Problem to solve >>
Scan the entries below, and for each line that includes the word "JSON", make a copy.

#### The data ####

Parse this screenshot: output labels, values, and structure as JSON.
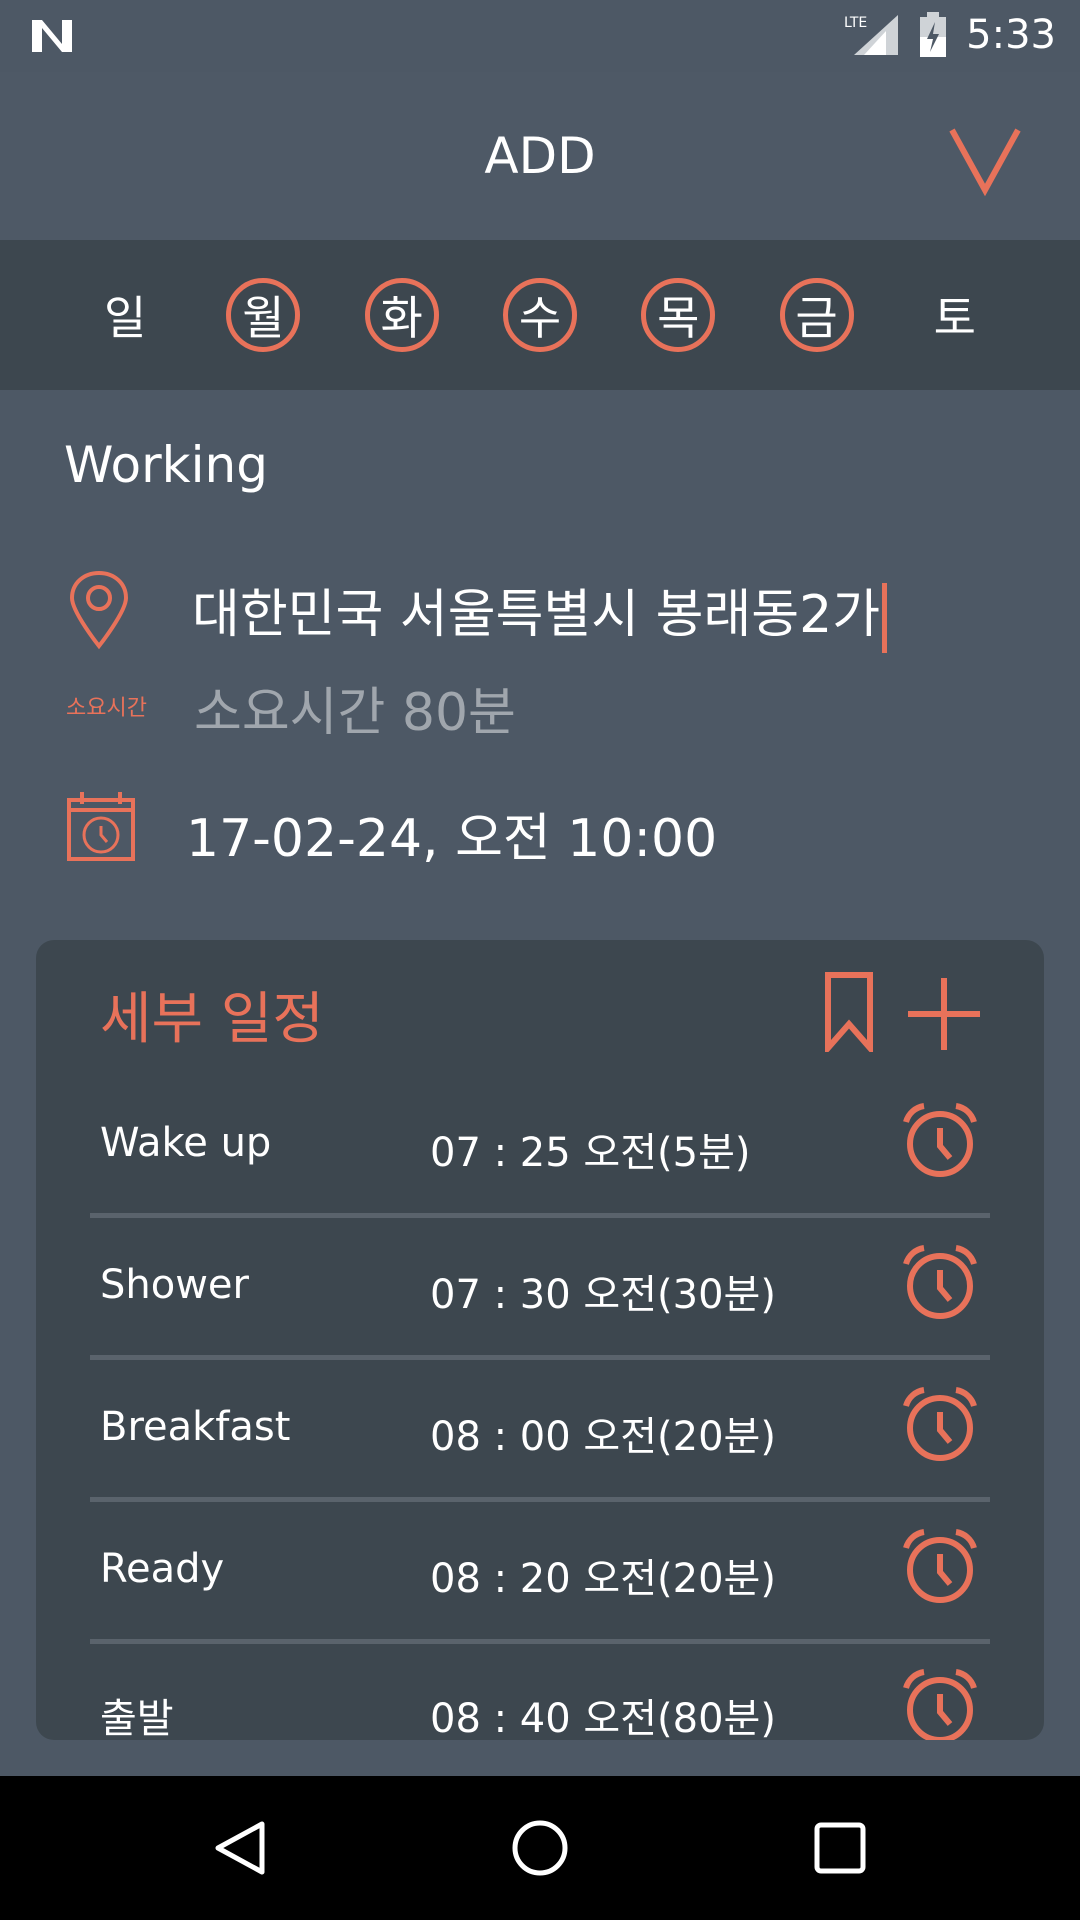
{
  "status_bar": {
    "network": "LTE",
    "time": "5:33",
    "icons": [
      "n-logo-icon",
      "signal-icon",
      "battery-charging-icon"
    ]
  },
  "header": {
    "title": "ADD",
    "confirm_icon": "check-icon"
  },
  "days": [
    {
      "label": "일",
      "selected": false
    },
    {
      "label": "월",
      "selected": true
    },
    {
      "label": "화",
      "selected": true
    },
    {
      "label": "수",
      "selected": true
    },
    {
      "label": "목",
      "selected": true
    },
    {
      "label": "금",
      "selected": true
    },
    {
      "label": "토",
      "selected": false
    }
  ],
  "task": {
    "name": "Working",
    "location": "대한민국 서울특별시 봉래동2가",
    "duration_label": "소요시간",
    "duration_value": "소요시간 80분",
    "datetime": "17-02-24, 오전 10:00"
  },
  "details": {
    "title": "세부 일정",
    "rows": [
      {
        "name": "Wake up",
        "time": "07 : 25 오전(5분)"
      },
      {
        "name": "Shower",
        "time": "07 : 30 오전(30분)"
      },
      {
        "name": "Breakfast",
        "time": "08 : 00 오전(20분)"
      },
      {
        "name": "Ready",
        "time": "08 : 20 오전(20분)"
      },
      {
        "name": "출발",
        "time": "08 : 40 오전(80분)"
      }
    ]
  },
  "colors": {
    "accent": "#e8725a",
    "background": "#4d5865",
    "panel": "#3d474f"
  }
}
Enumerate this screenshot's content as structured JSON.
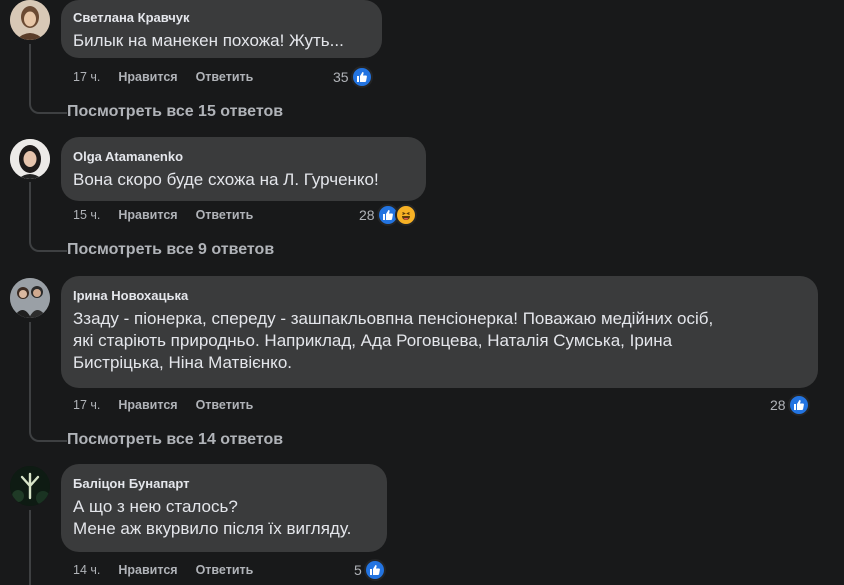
{
  "comments": [
    {
      "author": "Светлана Кравчук",
      "lines": [
        "Билык на манекен похожа! Жуть..."
      ],
      "time": "17 ч.",
      "like_label": "Нравится",
      "reply_label": "Ответить",
      "reaction_count": "35",
      "reactions": [
        "like"
      ],
      "view_replies": "Посмотреть все 15 ответов"
    },
    {
      "author": "Olga Atamanenko",
      "lines": [
        "Вона скоро буде схожа на Л. Гурченко!"
      ],
      "time": "15 ч.",
      "like_label": "Нравится",
      "reply_label": "Ответить",
      "reaction_count": "28",
      "reactions": [
        "like",
        "haha"
      ],
      "view_replies": "Посмотреть все 9 ответов"
    },
    {
      "author": "Ірина Новохацька",
      "lines": [
        "Ззаду - піонерка, спереду - зашпакльовпна пенсіонерка! Поважаю медійних осіб,",
        "які старіють природньо. Наприклад, Ада Роговцева, Наталія Сумська, Ірина",
        "Бистріцька, Ніна Матвієнко."
      ],
      "time": "17 ч.",
      "like_label": "Нравится",
      "reply_label": "Ответить",
      "reaction_count": "28",
      "reactions": [
        "like"
      ],
      "view_replies": "Посмотреть все 14 ответов"
    },
    {
      "author": "Баліцон Бунапарт",
      "lines": [
        "А що з нею сталось?",
        "Мене аж вкурвило після їх вигляду."
      ],
      "time": "14 ч.",
      "like_label": "Нравится",
      "reply_label": "Ответить",
      "reaction_count": "5",
      "reactions": [
        "like"
      ]
    }
  ],
  "colors": {
    "background": "#18191a",
    "bubble": "#3a3b3c",
    "text": "#e4e6eb",
    "secondary_text": "#b0b3b8",
    "like_blue": "#2374e1",
    "haha_yellow": "#f7b125"
  }
}
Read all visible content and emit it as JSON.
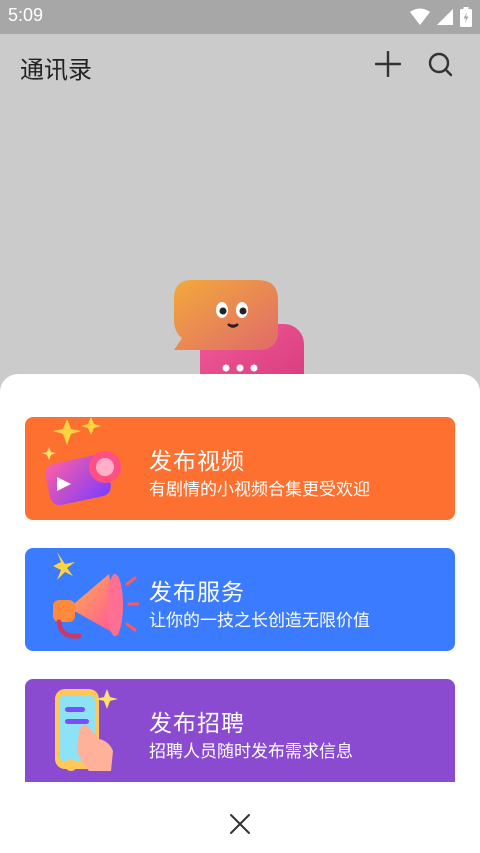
{
  "status_bar": {
    "time": "5:09",
    "icons": [
      "wifi-icon",
      "signal-icon",
      "battery-charging-icon"
    ]
  },
  "header": {
    "title": "通讯录",
    "actions": [
      "plus-icon",
      "search-icon"
    ]
  },
  "sheet": {
    "cards": [
      {
        "title": "发布视频",
        "subtitle": "有剧情的小视频合集更受欢迎",
        "color": "#fe7030",
        "icon": "camera-star-icon"
      },
      {
        "title": "发布服务",
        "subtitle": "让你的一技之长创造无限价值",
        "color": "#3a7bff",
        "icon": "megaphone-icon"
      },
      {
        "title": "发布招聘",
        "subtitle": "招聘人员随时发布需求信息",
        "color": "#8a4bd1",
        "icon": "phone-hand-icon"
      }
    ],
    "close_icon": "close-icon"
  }
}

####

Written answer >>
Parse this screenshot: output labels, values, and structure as JSON.
Enumerate this screenshot's content as structured JSON.
Read all visible content and emit it as JSON.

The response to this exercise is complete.